Gravik even finds time, with the President incapacitated, to show off his Super Skrull powers. Hear those alarm bells? Let’s hope Marvel avoids the temptation to in setting up another flat CGI battle in its season finale in just a few weeks. You have been warned.
Death in the family
Fury and Talos then stroll on to the attack in hilariously straightforward fashion. It’s an act that highlights the kind of corner-cutting – from AI intros to rushing through Gravik’s paper-thin plotting – that the Marvel series has been so adept at, but at least it serves its purpose; getting Talos into place for a killing blow from Gravik.
While G’iah’s resurrection dulled his edge somewhat, Secret Invasion has certainly gone all-in on making Gravik a fearsome wrecking ball, easily disposing with people who should have plot armor.
Despite that, though, it’s impossible to ignore that three of the four episodes have ended with a character death or, to go back to the start of the episode, a cheap way to get people to tune in next week. At least in this case – if it’s a legitimate death – then the way G’iah ended her final interaction with her dad is, admittedly, a suitably crushing gut punch to leave off on.

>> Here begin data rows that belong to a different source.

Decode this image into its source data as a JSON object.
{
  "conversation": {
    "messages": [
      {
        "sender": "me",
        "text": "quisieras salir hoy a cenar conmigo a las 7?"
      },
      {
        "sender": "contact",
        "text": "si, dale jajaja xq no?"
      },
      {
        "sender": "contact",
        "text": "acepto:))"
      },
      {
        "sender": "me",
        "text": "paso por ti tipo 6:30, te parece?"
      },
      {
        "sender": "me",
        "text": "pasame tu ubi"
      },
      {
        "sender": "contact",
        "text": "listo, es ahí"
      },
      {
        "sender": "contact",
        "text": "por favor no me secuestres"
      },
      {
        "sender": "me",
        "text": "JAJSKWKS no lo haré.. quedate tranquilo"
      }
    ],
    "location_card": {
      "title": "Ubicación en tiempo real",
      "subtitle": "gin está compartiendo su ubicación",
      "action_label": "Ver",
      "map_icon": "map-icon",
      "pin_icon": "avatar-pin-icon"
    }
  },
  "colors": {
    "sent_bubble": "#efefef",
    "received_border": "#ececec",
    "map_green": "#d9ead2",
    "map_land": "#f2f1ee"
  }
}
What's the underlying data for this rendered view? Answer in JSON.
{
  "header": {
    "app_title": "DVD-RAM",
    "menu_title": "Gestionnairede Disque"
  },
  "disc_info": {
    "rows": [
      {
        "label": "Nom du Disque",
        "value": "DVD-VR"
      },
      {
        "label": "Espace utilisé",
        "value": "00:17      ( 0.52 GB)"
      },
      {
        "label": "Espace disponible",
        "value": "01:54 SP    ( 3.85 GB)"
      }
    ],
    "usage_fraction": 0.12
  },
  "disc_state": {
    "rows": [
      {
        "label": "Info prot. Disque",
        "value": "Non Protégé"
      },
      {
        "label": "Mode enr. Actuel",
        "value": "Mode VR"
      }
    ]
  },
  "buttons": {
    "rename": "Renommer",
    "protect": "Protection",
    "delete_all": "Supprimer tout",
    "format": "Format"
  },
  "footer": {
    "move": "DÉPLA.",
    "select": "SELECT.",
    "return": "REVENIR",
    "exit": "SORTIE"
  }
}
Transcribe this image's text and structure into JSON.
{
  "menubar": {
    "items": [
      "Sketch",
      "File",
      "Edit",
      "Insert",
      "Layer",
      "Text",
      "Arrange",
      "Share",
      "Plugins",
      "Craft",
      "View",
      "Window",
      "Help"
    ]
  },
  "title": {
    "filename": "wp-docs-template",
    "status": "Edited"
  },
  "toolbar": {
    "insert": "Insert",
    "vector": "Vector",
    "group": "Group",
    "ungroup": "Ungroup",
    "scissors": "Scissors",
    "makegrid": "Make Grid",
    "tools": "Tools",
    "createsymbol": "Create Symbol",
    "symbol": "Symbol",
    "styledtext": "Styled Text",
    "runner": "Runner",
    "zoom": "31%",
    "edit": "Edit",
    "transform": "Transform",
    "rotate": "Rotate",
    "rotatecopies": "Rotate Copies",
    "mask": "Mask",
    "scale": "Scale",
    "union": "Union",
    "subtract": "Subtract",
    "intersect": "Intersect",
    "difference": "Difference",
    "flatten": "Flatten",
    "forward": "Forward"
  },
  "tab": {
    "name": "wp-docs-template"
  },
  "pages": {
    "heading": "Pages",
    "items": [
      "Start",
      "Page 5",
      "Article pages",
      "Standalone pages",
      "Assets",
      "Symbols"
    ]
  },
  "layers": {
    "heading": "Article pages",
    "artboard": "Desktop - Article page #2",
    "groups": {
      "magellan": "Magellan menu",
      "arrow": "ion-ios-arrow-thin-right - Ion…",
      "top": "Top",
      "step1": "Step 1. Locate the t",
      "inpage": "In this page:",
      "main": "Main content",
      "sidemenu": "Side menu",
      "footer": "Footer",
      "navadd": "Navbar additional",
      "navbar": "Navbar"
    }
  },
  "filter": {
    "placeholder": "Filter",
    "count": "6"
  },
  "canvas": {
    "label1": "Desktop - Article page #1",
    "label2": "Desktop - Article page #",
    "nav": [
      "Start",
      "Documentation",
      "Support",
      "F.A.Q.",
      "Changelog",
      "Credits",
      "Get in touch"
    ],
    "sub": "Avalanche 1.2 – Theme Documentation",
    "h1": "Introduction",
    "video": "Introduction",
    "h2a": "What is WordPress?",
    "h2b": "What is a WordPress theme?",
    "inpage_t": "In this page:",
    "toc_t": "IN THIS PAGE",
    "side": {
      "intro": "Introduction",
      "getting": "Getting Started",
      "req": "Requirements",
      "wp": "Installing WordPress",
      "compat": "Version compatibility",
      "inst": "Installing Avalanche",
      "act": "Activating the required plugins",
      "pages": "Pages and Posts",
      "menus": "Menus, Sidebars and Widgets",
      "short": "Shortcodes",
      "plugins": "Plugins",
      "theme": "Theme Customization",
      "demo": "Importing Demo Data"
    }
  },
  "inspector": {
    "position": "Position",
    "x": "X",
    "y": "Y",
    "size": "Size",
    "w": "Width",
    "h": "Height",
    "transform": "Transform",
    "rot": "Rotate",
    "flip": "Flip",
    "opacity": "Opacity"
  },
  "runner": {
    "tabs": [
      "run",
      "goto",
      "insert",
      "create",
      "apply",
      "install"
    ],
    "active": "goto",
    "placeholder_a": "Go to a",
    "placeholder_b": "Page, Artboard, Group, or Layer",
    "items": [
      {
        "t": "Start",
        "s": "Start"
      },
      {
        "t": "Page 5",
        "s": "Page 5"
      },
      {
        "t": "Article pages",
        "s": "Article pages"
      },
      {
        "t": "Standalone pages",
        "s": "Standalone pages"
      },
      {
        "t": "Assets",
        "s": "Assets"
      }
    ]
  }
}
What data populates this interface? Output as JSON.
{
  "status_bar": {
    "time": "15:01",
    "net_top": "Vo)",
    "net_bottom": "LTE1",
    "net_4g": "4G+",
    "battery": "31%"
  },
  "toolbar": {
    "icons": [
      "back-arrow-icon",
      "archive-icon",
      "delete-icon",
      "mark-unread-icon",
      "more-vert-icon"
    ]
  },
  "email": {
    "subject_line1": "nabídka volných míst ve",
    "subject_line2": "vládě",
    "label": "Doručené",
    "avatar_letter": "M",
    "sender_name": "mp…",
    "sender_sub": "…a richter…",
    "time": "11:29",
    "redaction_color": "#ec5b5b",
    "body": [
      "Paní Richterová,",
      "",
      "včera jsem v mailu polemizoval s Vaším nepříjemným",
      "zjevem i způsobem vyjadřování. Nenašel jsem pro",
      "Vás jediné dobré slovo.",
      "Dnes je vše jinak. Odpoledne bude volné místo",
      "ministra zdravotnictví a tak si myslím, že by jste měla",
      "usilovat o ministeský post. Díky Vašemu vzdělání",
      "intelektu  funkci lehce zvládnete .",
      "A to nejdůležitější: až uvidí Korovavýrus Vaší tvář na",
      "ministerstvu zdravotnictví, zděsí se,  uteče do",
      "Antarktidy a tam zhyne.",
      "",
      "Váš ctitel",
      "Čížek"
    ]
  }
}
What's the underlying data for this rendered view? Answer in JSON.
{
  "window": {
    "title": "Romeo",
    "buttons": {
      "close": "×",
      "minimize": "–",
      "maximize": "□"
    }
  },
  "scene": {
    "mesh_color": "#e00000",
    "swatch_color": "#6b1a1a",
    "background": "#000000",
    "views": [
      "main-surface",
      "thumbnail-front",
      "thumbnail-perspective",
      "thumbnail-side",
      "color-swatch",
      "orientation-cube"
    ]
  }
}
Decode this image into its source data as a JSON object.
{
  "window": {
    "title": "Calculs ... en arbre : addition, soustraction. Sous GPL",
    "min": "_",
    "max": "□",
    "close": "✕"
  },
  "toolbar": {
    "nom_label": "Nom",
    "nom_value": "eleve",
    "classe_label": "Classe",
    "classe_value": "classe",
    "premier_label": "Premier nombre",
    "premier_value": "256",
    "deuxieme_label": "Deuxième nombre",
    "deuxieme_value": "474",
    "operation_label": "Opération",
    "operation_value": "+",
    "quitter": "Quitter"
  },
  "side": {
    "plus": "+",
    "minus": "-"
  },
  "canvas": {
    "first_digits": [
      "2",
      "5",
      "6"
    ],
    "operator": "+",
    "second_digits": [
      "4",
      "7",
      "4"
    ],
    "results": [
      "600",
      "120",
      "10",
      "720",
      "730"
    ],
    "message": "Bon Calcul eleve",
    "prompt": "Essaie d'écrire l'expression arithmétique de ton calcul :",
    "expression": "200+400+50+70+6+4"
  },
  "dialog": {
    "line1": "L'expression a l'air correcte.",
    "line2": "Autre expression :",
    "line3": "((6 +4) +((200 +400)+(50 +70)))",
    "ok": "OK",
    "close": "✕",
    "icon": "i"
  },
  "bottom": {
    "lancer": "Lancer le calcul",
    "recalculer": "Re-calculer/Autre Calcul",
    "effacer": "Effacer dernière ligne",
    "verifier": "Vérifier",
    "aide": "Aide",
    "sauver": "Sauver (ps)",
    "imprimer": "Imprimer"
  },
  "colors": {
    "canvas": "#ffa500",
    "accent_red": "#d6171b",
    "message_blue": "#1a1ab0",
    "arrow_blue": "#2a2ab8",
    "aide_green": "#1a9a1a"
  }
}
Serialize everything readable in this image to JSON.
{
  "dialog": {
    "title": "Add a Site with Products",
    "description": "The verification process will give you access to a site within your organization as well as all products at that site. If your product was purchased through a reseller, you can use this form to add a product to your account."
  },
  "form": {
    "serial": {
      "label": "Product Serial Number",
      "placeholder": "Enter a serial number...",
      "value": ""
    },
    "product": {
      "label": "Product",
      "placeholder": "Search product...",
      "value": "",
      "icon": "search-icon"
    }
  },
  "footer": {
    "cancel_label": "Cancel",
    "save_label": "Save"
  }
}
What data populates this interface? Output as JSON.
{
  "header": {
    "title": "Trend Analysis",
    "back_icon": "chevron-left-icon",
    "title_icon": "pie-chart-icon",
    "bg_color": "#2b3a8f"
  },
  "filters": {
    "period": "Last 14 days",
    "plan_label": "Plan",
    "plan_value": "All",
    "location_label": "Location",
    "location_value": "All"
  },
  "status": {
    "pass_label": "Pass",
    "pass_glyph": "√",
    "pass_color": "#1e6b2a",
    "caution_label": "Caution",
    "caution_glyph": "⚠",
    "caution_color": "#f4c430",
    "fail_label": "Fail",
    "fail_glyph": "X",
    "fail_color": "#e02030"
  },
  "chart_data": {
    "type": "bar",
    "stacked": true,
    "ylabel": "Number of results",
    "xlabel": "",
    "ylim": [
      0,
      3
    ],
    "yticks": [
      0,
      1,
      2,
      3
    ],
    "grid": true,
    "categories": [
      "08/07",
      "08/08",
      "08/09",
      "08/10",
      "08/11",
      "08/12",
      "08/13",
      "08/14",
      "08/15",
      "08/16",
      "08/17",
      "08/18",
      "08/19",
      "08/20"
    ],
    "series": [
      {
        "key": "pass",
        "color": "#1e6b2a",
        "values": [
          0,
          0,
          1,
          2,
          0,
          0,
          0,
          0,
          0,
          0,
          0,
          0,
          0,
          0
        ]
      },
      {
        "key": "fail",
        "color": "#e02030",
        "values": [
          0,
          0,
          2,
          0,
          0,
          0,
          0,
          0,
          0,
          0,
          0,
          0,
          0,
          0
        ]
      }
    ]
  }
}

Much like the poetry of Raymond Carver that Fury and Priscilla love so much, Secret Invasion aims to be beloved. After such a stop-start first half, it appears to have finally found its footing – even if it’s relying too much on the same tricks to elicit emotion from its captive audience.